The enforcement of federal immigration laws is not part of the mission of the University of Chicago Police Department (UCPD). Accordingly, UCPD does not engage in immigration enforcement work and it does not release information on immigration status to local, state or federal law enforcement agencies, except as required by law. More information regarding the role of UCPD in this context can be found in the FAQs posted on January 4, 2017.
We are committed to working with individual students and scholars from the countries referenced in the Executive Order and assisting them as they encounter problems and issues brought about by the order. Because individual situations are distinct, the nature of this support may vary, and can include both legal advice and financial assistance. The University will continue to hold information sessions for international students and scholars, provide travel advice and deploy resources to assist those who are detained or otherwise prevented from returning to the U.S. from abroad.

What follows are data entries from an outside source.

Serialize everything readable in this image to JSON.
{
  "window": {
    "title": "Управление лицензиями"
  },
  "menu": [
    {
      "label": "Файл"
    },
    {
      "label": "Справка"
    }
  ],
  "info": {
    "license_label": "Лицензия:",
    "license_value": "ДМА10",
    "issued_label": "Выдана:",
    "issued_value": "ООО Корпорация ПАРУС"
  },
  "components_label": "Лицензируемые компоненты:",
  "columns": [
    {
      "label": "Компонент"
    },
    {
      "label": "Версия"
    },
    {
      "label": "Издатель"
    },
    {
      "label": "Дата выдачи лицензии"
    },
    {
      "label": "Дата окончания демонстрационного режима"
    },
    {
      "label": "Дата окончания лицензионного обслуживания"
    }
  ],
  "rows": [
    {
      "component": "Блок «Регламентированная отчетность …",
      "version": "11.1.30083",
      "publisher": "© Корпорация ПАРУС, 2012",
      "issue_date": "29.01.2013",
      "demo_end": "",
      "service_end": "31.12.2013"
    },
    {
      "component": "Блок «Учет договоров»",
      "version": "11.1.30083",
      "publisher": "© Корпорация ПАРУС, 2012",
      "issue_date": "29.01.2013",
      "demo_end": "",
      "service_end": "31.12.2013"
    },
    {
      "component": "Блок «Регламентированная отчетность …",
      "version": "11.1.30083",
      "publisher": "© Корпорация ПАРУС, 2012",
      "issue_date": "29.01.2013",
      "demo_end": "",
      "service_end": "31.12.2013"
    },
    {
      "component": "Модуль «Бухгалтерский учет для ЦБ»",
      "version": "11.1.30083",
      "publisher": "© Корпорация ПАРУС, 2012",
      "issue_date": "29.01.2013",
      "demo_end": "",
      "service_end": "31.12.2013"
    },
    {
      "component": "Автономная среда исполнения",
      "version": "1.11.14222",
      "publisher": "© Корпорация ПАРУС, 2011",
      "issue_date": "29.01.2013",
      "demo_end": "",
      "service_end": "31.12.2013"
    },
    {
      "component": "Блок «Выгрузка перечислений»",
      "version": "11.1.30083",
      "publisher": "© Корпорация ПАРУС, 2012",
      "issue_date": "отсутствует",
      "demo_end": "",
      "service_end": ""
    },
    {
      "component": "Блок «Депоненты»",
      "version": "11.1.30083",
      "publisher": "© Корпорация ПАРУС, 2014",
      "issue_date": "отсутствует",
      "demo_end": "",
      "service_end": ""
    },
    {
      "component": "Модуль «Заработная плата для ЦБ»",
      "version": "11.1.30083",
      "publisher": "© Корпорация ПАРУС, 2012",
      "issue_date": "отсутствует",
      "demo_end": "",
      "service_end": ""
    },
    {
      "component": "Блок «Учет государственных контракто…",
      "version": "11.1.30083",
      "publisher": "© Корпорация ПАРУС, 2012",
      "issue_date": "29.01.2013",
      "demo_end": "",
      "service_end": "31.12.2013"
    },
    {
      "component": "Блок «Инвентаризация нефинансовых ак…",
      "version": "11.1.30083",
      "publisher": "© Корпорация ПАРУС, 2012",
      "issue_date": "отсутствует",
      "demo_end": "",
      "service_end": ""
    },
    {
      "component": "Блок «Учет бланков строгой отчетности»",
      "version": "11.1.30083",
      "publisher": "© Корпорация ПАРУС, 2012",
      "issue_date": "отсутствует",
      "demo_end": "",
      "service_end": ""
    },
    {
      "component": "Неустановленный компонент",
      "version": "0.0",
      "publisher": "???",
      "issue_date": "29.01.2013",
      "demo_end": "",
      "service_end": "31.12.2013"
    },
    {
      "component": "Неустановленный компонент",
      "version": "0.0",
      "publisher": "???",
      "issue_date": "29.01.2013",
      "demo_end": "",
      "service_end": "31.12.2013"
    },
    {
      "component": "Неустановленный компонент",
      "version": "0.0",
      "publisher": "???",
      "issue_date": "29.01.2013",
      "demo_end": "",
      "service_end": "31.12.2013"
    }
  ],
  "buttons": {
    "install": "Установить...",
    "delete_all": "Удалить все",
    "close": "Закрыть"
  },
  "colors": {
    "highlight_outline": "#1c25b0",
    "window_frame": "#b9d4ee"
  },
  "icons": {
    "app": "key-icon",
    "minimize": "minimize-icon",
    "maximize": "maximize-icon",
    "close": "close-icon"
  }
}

We are committed to providing support for all students to succeed at the University. A national search is well underway for a new Executive Director of the Center for Identity + Inclusion, which includes the Student Support Services office. In the interim, staff in CI+I, the Provost's Office, CSL, the Office of Legal Counsel, and the College are working to ensure that the needs of undocumented, DACA, first generation, veterans and low-income students are being met.

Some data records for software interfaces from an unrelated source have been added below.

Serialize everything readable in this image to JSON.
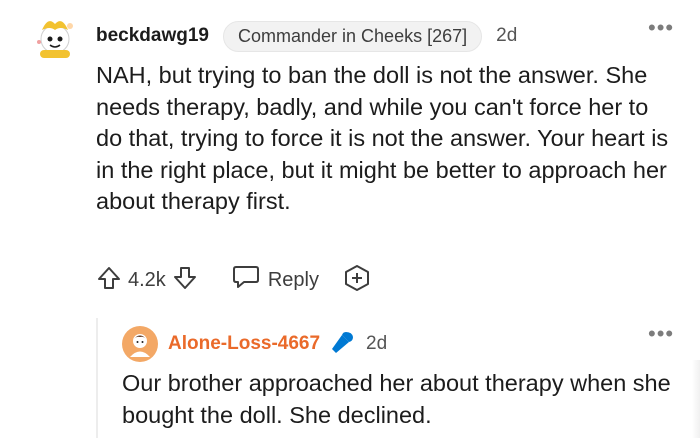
{
  "comment": {
    "username": "beckdawg19",
    "flair": "Commander in Cheeks [267]",
    "timestamp": "2d",
    "more_label": "•••",
    "body": "NAH, but trying to ban the doll is not the answer. She needs therapy, badly, and while you can't force her to do that, trying to force it is not the answer. Your heart is in the right place, but it might be better to approach her about therapy first.",
    "score": "4.2k",
    "reply_label": "Reply",
    "icons": {
      "avatar": "snoo-avatar-icon",
      "upvote": "upvote-arrow-icon",
      "downvote": "downvote-arrow-icon",
      "reply": "speech-bubble-icon",
      "award": "award-plus-icon",
      "more": "more-dots-icon"
    }
  },
  "reply": {
    "username": "Alone-Loss-4667",
    "timestamp": "2d",
    "more_label": "•••",
    "body": "Our brother approached her about therapy when she bought the doll. She declined.",
    "icons": {
      "avatar": "user-avatar-icon",
      "badge": "microphone-icon"
    }
  },
  "colors": {
    "text": "#1c1c1c",
    "muted": "#7c7c7c",
    "reply_username": "#ea6a2a",
    "mic_badge": "#0079d3"
  }
}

Likewise, we believe it is vital that our students and graduates with F-1 visa status continue to benefit from the federal government’s Optional Practical Training program (OPT), which provides individuals with employment authorization for periods ranging from 12 to 36 months. This is a highly valuable program for the University, our students and graduates, and U.S. employers, and a curtailment of the program would result in a significant loss of talent for the U.S.
The Office of International Affairs (OIA) has created a website to post updates regarding the presidential executive orders affecting immigration, provide guidance to members of the University’s international community and post links to other relevant information such as upcoming events and prior University messages. This office has been engaged with affected faculty, students and staff to develop plans for them to continue with their employment and degrees and we welcome individuals to contact OIA if they have questions, concerns or difficulties.
Update on Support for the UChicago International Community
To: Members of the University Community
From: Sian Beilock, Executive Vice Provost, and Michele Rasmussen, Dean of Students in the University
Date: February 7, 2017
Subject: Update on Support for the UChicago International Community
We are writing to provide additional information and an update on actions the University of Chicago has been taking in support of our community members who may be affected by recent developments on immigration, including the January 27, 2017 Executive Order on immigration. Many people across the University community have offered input on these issues, and we are grateful for their shared concern for their colleagues and classmates.
The University of Chicago has been unwavering in support of international and undocumented members of the campus community, and in our position that the United States should continue to welcome immigrants irrespective of their country of origin. The January 27 Executive Order on immigration (which as of this writing has been stayed by a federal court) is inconsistent with this commitment. Below we underscore the actions taken to uphold the University’s commitment to excellence based on the strength of each individual’s ideas, regardless of status, identity or perspective.